Legendary Italian sprinter Mario Cipollini has kept himself busy since retiring from the pro peloton in 2008. The fruit of his post-pro labour is the MCipollini bike line, with the flagship RB1000 the plum product. It has the potential to be a peach of a bike too, built around an all-Italian package of Campagnolo Super Record, FSA K-Force Light tubular aero wheels and K-Force finishing kit.

The RB1000’s geometry and tube shapes make it apparent this bike has a single purpose – to go fast. The down tube is shaped around the front wheel for aero efficiency, the seat tube curving around the rear to complement the front, and the super-shallow head tube (127mm on our 56cm test bike) gives a really low front end.

With an oversized, tapered 1½-1¼in head tube to keep the front end planted, this is a machine with a seriously aggressive position. On the road the RB1000 has a superb ability to hold onto speed, partly due to the efficiency of the chassis and partly down to the superb FSA K-Force wheels – deep-section carbon tubulars that are remarkably unaffected by sidewinds.

The RB1000’s riding position feels close to a full-on time trial bike that just happens to have a standard drop bar, but the handling is more akin to a road bike, with a longer and shallower fork slowing down the steering and eliminating toe overlap. The massively oversized head tube and steerer combo creates a taut bike that’s brilliant at holding its line and is great fun to ride hard.

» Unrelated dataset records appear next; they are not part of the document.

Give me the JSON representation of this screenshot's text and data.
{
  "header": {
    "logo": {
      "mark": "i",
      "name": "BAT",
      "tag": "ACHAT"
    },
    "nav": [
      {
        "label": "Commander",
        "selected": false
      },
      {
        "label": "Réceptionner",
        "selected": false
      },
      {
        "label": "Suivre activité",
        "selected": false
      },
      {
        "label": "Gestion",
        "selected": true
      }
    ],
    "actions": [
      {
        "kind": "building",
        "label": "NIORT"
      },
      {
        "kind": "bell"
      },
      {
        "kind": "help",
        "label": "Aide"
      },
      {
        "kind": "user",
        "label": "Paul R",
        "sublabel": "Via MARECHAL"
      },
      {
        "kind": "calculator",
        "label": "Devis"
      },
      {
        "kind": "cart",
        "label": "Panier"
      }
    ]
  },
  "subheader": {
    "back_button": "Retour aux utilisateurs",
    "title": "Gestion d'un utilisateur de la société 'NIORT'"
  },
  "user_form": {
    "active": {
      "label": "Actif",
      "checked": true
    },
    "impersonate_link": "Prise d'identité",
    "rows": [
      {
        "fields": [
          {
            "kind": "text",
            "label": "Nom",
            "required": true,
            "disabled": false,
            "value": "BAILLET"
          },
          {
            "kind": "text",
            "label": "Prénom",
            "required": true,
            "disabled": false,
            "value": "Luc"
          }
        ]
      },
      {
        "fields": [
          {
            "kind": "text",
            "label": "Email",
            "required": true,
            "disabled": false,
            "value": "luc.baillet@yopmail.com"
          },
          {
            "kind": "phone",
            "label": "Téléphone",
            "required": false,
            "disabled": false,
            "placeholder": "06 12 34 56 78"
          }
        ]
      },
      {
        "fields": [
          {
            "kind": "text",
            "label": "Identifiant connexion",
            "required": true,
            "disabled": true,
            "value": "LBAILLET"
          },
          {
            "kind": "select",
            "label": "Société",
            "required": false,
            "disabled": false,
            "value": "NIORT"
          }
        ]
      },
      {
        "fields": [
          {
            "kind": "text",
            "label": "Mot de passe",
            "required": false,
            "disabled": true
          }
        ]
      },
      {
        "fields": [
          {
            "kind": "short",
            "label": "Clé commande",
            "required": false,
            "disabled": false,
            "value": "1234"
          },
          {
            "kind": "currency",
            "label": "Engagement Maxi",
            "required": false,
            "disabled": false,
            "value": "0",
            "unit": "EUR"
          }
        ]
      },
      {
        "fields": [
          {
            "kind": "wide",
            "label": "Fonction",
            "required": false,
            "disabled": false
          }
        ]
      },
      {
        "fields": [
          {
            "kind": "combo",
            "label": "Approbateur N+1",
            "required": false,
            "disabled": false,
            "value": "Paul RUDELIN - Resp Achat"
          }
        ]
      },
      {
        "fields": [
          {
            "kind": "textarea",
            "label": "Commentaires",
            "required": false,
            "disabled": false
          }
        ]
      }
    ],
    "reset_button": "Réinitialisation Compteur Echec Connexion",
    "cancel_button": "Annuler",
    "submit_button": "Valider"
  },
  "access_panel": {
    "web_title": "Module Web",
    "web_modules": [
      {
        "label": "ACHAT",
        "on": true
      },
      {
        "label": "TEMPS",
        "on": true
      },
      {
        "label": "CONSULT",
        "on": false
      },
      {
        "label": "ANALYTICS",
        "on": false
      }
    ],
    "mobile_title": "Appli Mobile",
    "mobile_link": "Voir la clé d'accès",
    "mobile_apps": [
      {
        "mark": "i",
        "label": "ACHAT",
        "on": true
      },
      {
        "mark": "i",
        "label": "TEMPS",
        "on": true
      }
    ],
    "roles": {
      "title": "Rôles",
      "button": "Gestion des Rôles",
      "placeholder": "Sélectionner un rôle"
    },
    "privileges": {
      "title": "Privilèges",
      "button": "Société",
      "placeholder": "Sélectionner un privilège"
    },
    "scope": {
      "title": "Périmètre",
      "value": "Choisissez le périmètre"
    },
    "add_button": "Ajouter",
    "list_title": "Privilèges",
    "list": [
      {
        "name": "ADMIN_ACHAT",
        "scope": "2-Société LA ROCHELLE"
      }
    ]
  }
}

With a structure that appears this overbuilt and stiff you might expect comfort and weight penalties but, at 6.99kg, it’s as light as you’d ever need, and comfort, at least in respect of road buzz and vibration damping, is remarkably good.

That said, we wouldn’t want to spend all day on the RB1000 as the aggressive position, with its large saddle-to-bar drop, means you’re always in an ‘attack’ position. This puts a lot of pressure on your lower back and it’s not easy to sit up. For time trialling, road racing or the occasional triathlon, though, the RB1000 could be the perfect bike.

This article was originally published in Cycling Plus magazine.



Via: BikeRadar.com Road Bikes & Gear